#These stories are important not only because of usefulness: while it's possible a user might want to know what time it was in 1967 in Washtenaw County in Michigan on a certain date, and how far off that was from GMT, that seems like a pretty esoteric goal. (Though for scientists trying to sync various types of data the translation's accuracy is important.) These are important for their own sake, for the sake of history and preservation.

#The clock on my wife's car seems to run fast. Every month or so we have to reset it. The clock is one of those mechanisms that I rely on more than I should, and it's not like this is complicated tech.

#One of the features of the Zoneinfo database is that it's meant to be interactive. As the Europe datafile indicates:

# This data is by no means authoritative; if you think you know better,
# go ahead and edit the file (and please send any changes to
# for general use in the future).

#It's an oddity that since time is mostly meaningful for humans in terms of sunlight and transition into night, the further you are away from the equator, the less time begins to mean. At the equator, the difference between time zones is several hours of travel. As we move toward the poles, approaching the South Pole, for instance, the longitudinal lines start to rapidly converge, so that at some point, you could presumably lay your body down across five or six time zones so that the zone starts to be meaningless. It has nothing to do with daylight. And the closer you are to the poles the longer the days and nights become, respectively, so time loses that hold on actual lived experience, though the actual passing of time in darkness for 20 hours might become, perversely, even more important in the absence of the usual physical cues of time passing. This is probably why all the stations in the Antarctic just use the time zone of their home country.

#If you settle a new piece of land somewhere you'll want to let people know, at least the Zoneinfo people know, what time you plan to keep.

#Somehow, at the South Pole, all the clocks run fast there too. Every couple days they have to resync them because they gain 5-10 minutes a day. Also:

# The tz database does not currently support Mars time, but it is
# documented here in the hopes that support will be added eventually.

#It's still amazing to realize that you're talking to someone three hours earlier in the evening. You wonder why they're so chipper when you're tiring and then you know. It is almost as if you are speaking to the past, you think, but then that makes no real sense when looked at in the light. It is one of many modern magics that this is possible. You could call one town in the Upper Peninsula from another twenty minutes away, leave town A, and arrive at town B earlier than when you left. Sure it all makes sense when you think hard about it, when you get inside it. But in the moment before the mystery resolves, we should just enjoy that question mark, and then we can find out more if we want to about all of the world's whatever. (Take a hint and look at the code of a thing if you want to see inside it.)
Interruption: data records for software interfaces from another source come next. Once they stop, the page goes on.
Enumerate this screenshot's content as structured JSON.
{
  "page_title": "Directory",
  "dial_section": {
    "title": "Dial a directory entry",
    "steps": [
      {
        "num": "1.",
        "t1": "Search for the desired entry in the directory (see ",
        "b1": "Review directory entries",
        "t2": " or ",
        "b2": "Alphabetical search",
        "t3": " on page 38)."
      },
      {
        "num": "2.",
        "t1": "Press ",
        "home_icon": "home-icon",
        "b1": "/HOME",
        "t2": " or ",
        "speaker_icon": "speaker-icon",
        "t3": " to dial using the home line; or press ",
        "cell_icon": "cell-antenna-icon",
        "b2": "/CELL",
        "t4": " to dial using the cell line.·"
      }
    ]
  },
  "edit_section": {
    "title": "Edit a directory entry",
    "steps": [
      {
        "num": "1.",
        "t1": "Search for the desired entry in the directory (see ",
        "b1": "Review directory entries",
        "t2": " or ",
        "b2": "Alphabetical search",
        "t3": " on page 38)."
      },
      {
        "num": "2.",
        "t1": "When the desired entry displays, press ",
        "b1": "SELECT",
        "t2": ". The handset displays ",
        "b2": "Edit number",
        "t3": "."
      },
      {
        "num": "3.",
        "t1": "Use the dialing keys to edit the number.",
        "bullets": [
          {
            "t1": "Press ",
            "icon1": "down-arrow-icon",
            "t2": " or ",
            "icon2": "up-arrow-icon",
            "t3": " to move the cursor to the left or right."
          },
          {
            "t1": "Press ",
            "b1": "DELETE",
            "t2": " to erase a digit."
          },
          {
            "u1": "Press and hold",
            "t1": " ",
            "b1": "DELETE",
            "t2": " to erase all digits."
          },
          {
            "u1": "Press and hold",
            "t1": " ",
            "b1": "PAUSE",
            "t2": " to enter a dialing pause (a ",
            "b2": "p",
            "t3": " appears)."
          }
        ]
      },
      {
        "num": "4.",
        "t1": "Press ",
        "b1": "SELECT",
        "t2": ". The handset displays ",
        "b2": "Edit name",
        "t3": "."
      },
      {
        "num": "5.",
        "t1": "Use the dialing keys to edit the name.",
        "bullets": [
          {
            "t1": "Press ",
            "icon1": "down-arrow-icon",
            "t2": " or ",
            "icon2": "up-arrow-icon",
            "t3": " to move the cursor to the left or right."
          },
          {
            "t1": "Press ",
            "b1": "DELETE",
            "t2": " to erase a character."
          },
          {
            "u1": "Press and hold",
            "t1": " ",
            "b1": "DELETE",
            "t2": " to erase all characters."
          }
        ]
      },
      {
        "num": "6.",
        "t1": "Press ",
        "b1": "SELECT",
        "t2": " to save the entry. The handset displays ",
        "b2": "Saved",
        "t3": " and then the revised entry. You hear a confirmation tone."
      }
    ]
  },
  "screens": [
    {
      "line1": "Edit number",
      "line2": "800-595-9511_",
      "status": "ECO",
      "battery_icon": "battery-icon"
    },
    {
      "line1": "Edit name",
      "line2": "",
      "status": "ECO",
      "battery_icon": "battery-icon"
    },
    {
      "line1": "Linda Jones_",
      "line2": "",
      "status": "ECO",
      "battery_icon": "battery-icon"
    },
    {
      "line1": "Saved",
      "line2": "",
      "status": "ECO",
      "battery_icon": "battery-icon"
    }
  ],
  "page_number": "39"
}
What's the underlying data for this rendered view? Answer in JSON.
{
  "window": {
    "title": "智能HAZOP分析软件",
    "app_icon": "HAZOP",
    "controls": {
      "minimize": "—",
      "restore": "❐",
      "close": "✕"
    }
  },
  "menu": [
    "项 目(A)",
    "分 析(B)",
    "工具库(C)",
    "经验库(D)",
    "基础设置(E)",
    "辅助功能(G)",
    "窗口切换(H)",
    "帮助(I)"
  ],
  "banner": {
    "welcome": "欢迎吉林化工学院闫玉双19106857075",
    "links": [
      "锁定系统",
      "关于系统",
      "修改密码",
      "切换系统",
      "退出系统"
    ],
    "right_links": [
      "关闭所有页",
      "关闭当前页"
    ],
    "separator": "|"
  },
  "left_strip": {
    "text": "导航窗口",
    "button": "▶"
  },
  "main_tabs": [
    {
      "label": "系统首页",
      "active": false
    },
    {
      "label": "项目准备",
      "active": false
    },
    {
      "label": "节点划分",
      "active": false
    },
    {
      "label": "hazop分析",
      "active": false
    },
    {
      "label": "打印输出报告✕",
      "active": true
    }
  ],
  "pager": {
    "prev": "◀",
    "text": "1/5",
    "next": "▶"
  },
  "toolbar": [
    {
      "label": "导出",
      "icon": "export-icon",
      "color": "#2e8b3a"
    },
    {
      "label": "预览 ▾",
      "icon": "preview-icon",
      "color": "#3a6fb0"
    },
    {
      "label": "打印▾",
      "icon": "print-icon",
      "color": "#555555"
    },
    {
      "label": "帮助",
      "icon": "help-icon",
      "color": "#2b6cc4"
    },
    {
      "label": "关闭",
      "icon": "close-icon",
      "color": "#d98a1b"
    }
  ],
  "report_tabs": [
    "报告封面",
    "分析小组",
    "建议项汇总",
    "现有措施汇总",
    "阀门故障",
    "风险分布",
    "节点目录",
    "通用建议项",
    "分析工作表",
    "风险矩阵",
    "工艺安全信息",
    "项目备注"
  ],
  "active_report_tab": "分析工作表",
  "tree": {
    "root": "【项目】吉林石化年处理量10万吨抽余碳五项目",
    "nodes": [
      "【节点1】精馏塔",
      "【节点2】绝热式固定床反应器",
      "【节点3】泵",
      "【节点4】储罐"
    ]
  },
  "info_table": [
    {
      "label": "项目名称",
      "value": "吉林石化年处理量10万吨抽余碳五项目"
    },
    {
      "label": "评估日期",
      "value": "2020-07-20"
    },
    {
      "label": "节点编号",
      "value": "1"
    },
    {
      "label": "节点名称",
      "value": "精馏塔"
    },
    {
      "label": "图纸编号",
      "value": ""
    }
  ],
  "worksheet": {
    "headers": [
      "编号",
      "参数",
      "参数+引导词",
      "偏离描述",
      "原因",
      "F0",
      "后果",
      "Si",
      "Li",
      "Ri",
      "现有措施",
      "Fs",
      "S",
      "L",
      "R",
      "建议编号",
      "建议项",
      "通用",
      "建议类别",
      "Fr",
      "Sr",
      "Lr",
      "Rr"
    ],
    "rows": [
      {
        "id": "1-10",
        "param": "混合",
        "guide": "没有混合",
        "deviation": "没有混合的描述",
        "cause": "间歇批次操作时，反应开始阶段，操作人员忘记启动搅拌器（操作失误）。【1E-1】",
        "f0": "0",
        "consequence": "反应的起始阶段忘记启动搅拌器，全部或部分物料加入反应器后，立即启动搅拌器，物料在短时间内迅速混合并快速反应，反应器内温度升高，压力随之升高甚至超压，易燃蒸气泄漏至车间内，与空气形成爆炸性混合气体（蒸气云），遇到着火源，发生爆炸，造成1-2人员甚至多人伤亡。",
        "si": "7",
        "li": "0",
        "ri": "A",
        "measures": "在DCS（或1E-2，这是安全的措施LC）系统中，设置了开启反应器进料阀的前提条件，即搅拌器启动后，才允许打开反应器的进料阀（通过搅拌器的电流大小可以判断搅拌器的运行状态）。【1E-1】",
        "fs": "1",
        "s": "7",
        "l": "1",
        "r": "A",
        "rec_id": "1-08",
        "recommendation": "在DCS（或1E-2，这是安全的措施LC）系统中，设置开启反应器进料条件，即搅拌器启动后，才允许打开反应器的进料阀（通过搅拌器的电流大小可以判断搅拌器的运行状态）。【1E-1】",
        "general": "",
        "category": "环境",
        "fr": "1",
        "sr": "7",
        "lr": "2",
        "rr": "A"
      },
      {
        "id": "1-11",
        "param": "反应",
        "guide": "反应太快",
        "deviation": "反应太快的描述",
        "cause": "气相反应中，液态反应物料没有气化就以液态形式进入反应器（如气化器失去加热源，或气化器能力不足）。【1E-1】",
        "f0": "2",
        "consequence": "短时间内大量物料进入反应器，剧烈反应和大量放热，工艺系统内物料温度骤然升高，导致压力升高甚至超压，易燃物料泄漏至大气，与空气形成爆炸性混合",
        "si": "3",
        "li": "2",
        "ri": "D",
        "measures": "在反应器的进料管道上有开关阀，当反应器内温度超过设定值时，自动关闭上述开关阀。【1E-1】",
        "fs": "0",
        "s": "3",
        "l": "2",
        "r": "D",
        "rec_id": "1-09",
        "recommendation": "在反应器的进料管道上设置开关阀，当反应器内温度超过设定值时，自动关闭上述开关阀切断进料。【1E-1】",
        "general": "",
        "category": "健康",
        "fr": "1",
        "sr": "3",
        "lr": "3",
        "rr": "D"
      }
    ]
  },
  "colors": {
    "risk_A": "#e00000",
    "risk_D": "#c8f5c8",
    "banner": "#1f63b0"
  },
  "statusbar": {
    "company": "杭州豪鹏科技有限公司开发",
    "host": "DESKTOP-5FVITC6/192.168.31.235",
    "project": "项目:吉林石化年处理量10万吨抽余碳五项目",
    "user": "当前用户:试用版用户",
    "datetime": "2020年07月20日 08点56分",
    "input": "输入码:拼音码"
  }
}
#Lastly, here's a quoted bit from Zoneinfo:

# From Winston Churchill (1934-04-28):
# It is one of the paradoxes of history that we should owe the boon of
# summer time, which gives every year to the people of this country
# between 160 and 170 hours more daylight leisure, to a war which
# plunged Europe into darkness for four years, and shook the
# foundations of civilization throughout the world.

Which will do for a point of termination.